June 9, 2009
Taking the Pressure out of Sports Part VI by Mark Hyman
Smart Safety Moves
Each year more than 3.5 million children under age 15 seek medical treatment for sports-related injuries, according to the American Academy of Pediatrics. To help keep your child safe, experts recommend following these guidelines:
See your pediatrician first. Before your child begins a sport, make an appointment to have his fitness level evaluated and discuss any previous injuries he's had.
Brush up on protective gear. Kids need more than snazzy sneakers. Ask the coach about helmets, eye protection, mouth guards, wrist, knee and elbow pads, and any other equipment young players may need.

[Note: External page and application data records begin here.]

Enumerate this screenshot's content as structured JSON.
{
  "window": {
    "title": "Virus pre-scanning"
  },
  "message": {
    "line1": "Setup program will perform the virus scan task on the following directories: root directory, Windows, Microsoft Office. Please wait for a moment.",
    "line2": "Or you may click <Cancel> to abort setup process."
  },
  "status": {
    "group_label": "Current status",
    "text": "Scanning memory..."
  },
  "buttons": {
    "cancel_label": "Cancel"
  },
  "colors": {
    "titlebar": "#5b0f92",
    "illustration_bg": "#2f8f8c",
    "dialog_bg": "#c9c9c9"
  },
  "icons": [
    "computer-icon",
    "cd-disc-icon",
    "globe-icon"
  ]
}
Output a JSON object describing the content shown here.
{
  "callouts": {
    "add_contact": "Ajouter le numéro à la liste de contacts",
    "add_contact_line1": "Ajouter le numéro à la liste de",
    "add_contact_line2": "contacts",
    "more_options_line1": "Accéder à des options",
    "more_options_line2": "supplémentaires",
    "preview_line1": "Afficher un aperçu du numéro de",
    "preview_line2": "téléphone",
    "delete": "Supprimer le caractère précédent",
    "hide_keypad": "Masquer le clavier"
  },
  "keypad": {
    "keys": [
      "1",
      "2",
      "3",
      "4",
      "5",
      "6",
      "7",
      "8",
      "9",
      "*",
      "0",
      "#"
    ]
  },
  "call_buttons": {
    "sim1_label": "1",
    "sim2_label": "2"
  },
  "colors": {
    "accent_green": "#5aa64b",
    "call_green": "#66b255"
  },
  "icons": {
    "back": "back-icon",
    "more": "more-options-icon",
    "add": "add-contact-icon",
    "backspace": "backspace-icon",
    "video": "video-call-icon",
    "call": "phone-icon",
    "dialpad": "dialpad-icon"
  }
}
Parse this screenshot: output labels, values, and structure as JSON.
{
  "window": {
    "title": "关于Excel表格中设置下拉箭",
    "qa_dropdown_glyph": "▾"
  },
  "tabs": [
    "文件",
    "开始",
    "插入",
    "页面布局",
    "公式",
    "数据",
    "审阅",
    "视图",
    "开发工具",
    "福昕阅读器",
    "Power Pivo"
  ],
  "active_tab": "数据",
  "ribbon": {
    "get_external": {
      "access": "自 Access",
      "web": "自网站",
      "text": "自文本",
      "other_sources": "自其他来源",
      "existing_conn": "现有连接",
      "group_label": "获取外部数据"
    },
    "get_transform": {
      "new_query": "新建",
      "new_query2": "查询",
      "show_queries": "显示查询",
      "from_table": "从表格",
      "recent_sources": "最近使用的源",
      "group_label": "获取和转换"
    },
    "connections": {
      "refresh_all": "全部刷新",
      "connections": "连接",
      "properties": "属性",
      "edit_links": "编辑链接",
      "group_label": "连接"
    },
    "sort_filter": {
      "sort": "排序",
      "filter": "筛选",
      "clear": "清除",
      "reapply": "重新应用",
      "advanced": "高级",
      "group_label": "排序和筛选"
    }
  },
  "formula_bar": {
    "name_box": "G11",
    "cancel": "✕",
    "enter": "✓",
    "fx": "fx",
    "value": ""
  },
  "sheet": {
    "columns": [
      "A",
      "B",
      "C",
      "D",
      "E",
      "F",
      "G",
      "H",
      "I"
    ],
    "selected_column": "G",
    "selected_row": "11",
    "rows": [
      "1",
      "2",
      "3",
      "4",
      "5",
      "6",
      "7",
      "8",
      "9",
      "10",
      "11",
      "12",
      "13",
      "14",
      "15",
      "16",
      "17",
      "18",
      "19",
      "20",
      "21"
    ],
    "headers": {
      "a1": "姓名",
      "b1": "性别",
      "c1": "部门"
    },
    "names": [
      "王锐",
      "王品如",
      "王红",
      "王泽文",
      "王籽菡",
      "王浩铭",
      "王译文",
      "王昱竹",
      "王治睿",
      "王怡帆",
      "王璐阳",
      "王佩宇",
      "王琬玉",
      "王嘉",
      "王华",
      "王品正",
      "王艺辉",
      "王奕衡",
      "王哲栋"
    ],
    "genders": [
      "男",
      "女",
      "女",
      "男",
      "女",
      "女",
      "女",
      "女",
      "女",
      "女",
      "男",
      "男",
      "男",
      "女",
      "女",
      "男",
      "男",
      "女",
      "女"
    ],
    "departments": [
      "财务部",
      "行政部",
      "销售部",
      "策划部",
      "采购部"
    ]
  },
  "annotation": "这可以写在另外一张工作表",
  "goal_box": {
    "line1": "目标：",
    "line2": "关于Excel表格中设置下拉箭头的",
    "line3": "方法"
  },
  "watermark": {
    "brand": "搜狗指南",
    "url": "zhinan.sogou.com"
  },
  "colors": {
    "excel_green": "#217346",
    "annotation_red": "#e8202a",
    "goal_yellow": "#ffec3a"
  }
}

Encourage proper warm-up. Skipping stretching increases your child's risk of injury. The team should warm up for 15 to 30 minutes before playing.
Be sure the rules of the game are enforced. Kids who disregard the rules can easily injure themselves and those around them. Watch a few practices and games to make sure that the coach disciplines kids who act up or are too aggressive on the field.
Emphasize alertness. Many kids are so busy watching the ball that they forget to be aware of the other players. Remind your child to look around at all times to avoid potentially harmful collisions.
Head off dehydration. Be sure your child drinks plenty of water before, during, and after practices and games, especially in hot weather. Kids weighing under 90 pounds should drink five ounces of water every 20 minutes to replenish fluids lost through sweat.
De-accessorize. Remove your child's jewelry and watch before play. They may injure her or other players during close contact.
Prepare for emergencies. Ensure that the coach is trained in first aid and CPR; it's also smart for him to have a cell phone to quickly call for help if needed. — Jessica Brown
Check back next week for a new article about Youth Soccer Coaching.